So you might think Brandtjen would be grateful for this situation, which has left the city with most of the metro area’s poverty and the myriad of problems associated with it. Instead she wants to cut the city’s funding even more, which will hurt all its residents, including some of her own constituents.
But that's what Republicans from the 262 are all about- being able to use the employment and amenities associated with a big city, but not have to deal with the problems that arise from high-density areas with a variety of incomes and lifestyles, and not have to pay any taxes that help to allow the City of Milwaukee to thrive and continue to attract people and jobs.
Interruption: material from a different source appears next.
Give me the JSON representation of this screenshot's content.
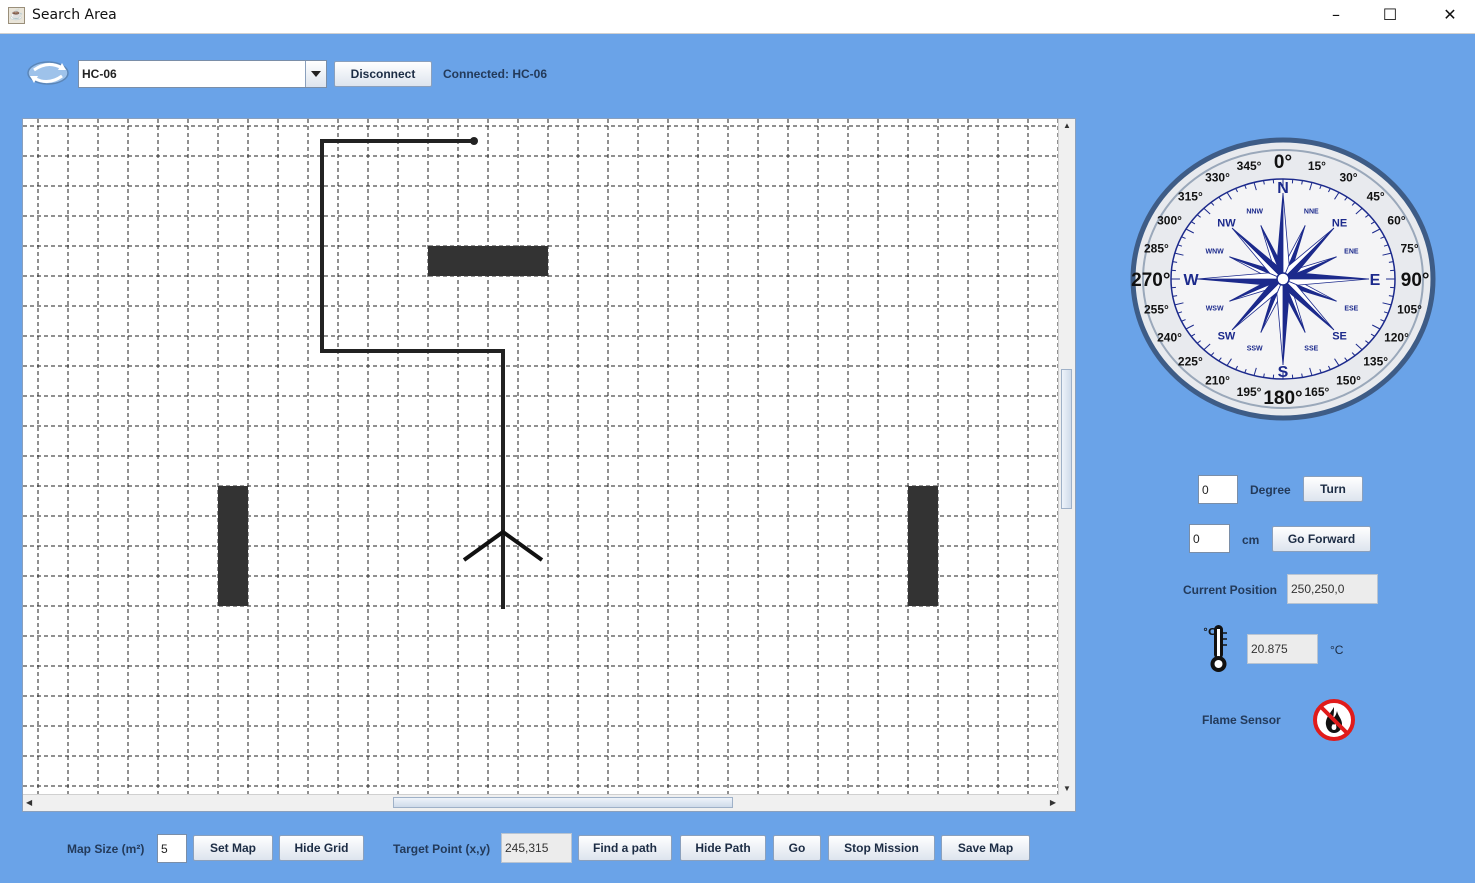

They'd rather shelter themselves in a Bubble from the problems that their economic segregation and defunding of Milwaukee has helped to cause, and it's driving both the city and the metro area downwards.
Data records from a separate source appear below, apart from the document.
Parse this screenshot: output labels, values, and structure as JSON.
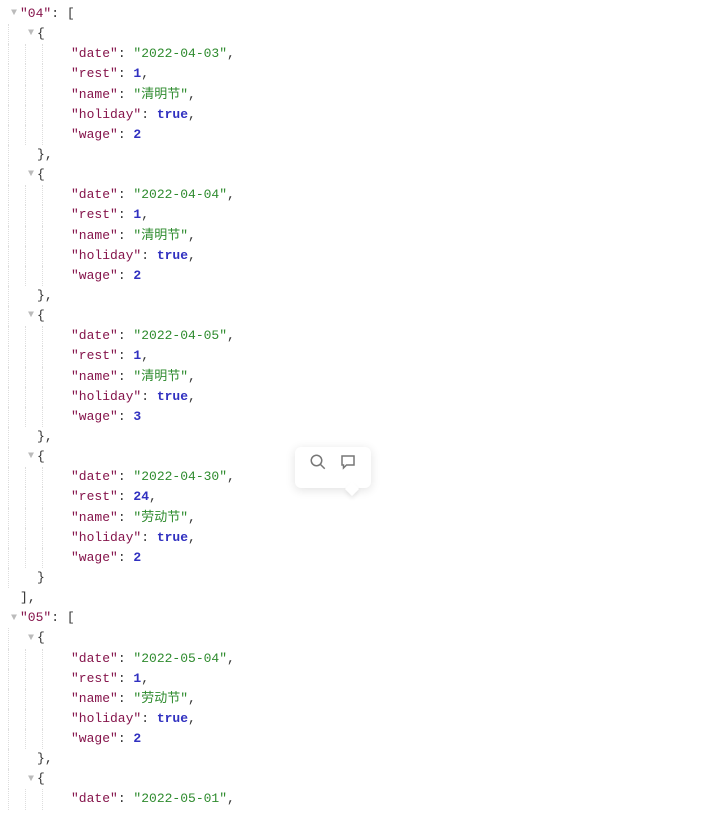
{
  "months": [
    {
      "key": "04",
      "closed_with_comma": true,
      "items": [
        {
          "date": "2022-04-03",
          "rest": 1,
          "name": "清明节",
          "holiday": true,
          "wage": 2
        },
        {
          "date": "2022-04-04",
          "rest": 1,
          "name": "清明节",
          "holiday": true,
          "wage": 2
        },
        {
          "date": "2022-04-05",
          "rest": 1,
          "name": "清明节",
          "holiday": true,
          "wage": 3
        },
        {
          "date": "2022-04-30",
          "rest": 24,
          "name": "劳动节",
          "holiday": true,
          "wage": 2
        }
      ]
    },
    {
      "key": "05",
      "closed_with_comma": false,
      "items": [
        {
          "date": "2022-05-04",
          "rest": 1,
          "name": "劳动节",
          "holiday": true,
          "wage": 2
        },
        {
          "date": "2022-05-01",
          "_partial": true
        }
      ]
    }
  ],
  "field_labels": {
    "date": "date",
    "rest": "rest",
    "name": "name",
    "holiday": "holiday",
    "wage": "wage"
  },
  "bubble_icons": [
    "magnify-icon",
    "chat-icon"
  ]
}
Going back to Murphy's chart, there seems to be an easy solution to the funding crunch that is preventing the City of Milwaukee from adding the police presence Brandtjen and other 262 Republicans like "Bullet Bob" Gannon want (that Washington County goober had another Trump-like, anti-Milwaukee statement in reaction to the blowback to Brandtjen's idiocy this week). We know from the Wisconsin Department of Tourism that Milwaukee County is the largest attractor of tourist dollars in the state, and it's a pretty good bet that the City of Milwaukee accounts for much of that spending. Why not have that tourist money be part of the solution?

This can take the form of a 0.25% sales tax in the City of Milwaukee which would be earmarked for police expenses, and it can be used as a replacement for dwindling shared revenues from the state (revenues that are not likely to be restored with deficits racking the next budget). Currently, the Milwaukee County 0.5% sales tax brings in about $70 million a year. If we conservatively assume 60% of that figure comes from the City of Milwaukee (based on population), then that means $42 million of that 0.5% tax is in Milwaukee. Cut that in half with the 0.25% "cops tax", and you have $21 million that often is paid non-residents, but goes into keeping the city safer and encouraging more of that outside spending.

And given that Milwaukee's attractions and suburban-biased economic segregation are both big reasons for needing that increased police presence, what more could be fairer? Sounds like a logical conclusion to me. Whatja say, Rep. Brandtjen?


  1. is there any information available on how much the city of Milwaukee collects in tax revenue for the state versus how much it spends?

    1. I dont know of one spot it is kept. My guess is that you'd have to find income tax returns filed from a Milwaukee address, or MKE employment alomg with sales tax remittances from there, along with other fees and revenues.

      Then you'd likely need to look at expenses sent to the City (like shared revenues) and other such things. But I imagine that's a start